Author: Steven Kotler
|The Rise of Superman (2014) explains the importance of flow and guides us on maintaining flow in life to perform better. Moreover, the book inspires the readers to see how every impossible can become possible by facing it.|
“This is our mystery: a rare and radical state of consciousness where the impossible becomes possible.”
― Steven Kotler
Steven Kotler, a best-selling author, and award-winning journalist, write the book. In his book The Rise of Superman, he has guided us on how to master the art of “flow,” and he teaches us this through the examples of extreme athletes. This is because he thinks that extreme athletes need to enter their flow state.
He says extreme athletes are the perfect case studies because they embody flow.
Moreover, he interviewed many athletes, and through his research, he found out that extreme athletes push their limits on human performance. Their feats of impossibility and “superhuman” abilities are used to show how the impossible can become possible.
Actually, the author wants the readers to adopt the flow mindset of the extreme athletes in their lives.
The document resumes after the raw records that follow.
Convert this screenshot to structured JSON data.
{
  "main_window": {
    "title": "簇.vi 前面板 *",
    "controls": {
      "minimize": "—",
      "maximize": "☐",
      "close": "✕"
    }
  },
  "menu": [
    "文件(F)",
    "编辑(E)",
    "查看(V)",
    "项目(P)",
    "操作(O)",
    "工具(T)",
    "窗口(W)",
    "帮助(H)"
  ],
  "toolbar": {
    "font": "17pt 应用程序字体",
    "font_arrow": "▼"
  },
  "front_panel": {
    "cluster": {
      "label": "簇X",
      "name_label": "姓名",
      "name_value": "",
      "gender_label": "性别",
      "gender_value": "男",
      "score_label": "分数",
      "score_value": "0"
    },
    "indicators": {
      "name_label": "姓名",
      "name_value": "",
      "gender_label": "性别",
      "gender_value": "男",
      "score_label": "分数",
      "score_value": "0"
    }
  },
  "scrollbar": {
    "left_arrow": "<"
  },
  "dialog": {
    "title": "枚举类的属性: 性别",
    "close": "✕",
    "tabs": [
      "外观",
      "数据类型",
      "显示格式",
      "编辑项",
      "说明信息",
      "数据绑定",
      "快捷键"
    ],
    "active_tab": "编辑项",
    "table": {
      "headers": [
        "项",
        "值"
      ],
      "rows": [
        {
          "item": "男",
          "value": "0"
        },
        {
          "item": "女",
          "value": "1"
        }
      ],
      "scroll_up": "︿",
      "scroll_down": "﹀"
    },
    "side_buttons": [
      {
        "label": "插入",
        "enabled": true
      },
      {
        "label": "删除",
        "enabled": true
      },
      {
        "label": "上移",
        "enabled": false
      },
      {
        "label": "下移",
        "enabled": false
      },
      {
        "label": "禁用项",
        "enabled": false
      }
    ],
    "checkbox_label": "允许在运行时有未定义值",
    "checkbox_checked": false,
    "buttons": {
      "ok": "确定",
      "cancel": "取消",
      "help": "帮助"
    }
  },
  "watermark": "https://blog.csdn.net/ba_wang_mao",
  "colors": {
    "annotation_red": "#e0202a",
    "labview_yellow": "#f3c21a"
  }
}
Kotler uses neuroscience to illustrate how flow occurs and how chemicals in our brains allow us to push ourselves if we are brave enough to take risks and face our concerns.
The Rise of Superman Summary Key Points
The following are the key points that offer insights into the science of flow and how it can use for exceptional performance and in various aspects of life.
The 4% Rule
The author has motivated the readers that they turn every impossible into possible, and to understand it better, he has explained the 4% rule.
Consider a graph in which the y-axis represents difficulty, and the x-axis reflects proficiency. Flow is the point where x and y meet in the middle. Flow happens when the difficulty and skillset are evenly balanced. When the challenge exceeds our abilities, we feel anxious; when the challenges do not equal our abilities, we feel bored. As a result, flow is the perfect balance of boredom and tension.
Now assume that you spend the rest of your life functioning in a situation where your difficulties and skills are evenly matched. You’re not going to get any better. You’ll coast and stay in your familiar surroundings. The 4 percent rule comes into play at this point. The idea behind this is that your challenge should be 4% harder than your present skill level.
How to create a flow state in our body
Flow is a state of great focus and struggle in which we release a large number of neurochemicals like Norepinephrine, dopamine, endorphins, anandamide, and serotonin which provide us heightened levels of focus, pain-blocking powers, and a happy feeling. However, because these neurochemicals are scarce, recovery is critical to the flow cycle.
We need to factor in rest and recuperation because being in a perpetual state of flow is unsustainable. So, for that, the author suggests good sleep and place flow at the center of your life; you also have to make sleep a significant part of your life.
Moreover, when we learn something for the first time, we often try to do too much too quickly, and we put so much pressure on ourselves. If we adopt the 4% rule, we’ll still feel like we’re struggling, but it’ll be the right kind of frustration. We’ve been led to believe that frustration is a negative emotion, and we need to reframe it.
Frustration is a sign that we’re outside our comfort zone and pushing ourselves. Frustration reminds us that we’re doing exactly what we should be doing at precisely the right intensity. So, keep at it, and you’ll move on to the next step in the flow process.
You can also read the book Metahuman Unleashing your Infinite Potential Summary.
The author has deeply explained the term transient hypofrontality in order to understand to the readers that every part of the brain does not need to be active all the time.
Another aspect of the flow experience is a phenomenon known as transitory hypofrontality. This convoluted expression merely signifies that your preFRONTal cortex is less (hypo) active for a brief period of time (transient).
The prefrontal cortex is a portion of the neocortex, which, in evolutionary terms, is our brain’s “youngest” region. This is where we do all of our complicated thinking (like crunching statistics to pick which house to buy), and it’s also where we can think rationally about our feelings and be self-aware.
Why does this component turn off? Because you don’t have time to second-guess your own decisions when you’re inflow. When your self-awareness monitors turn off, you’ll trust your instincts, make split-second judgments, and experiment with new ways exactly as you did before.
Another portion of your brain that slows down during flow is your orientation adjustment area, which allows you to judge your position in the world in relation to other things. This is what makes surfers “feel one with the wave” and writers “think their words onto the paper.”
Who would I recommend The Rise of Superman Summary to?
The book The Rise of Superman is highly recommended to all adventurous people who want to achieve something out of the box. Moreover, anyone interested in cognitive science needs to read this thrilling book.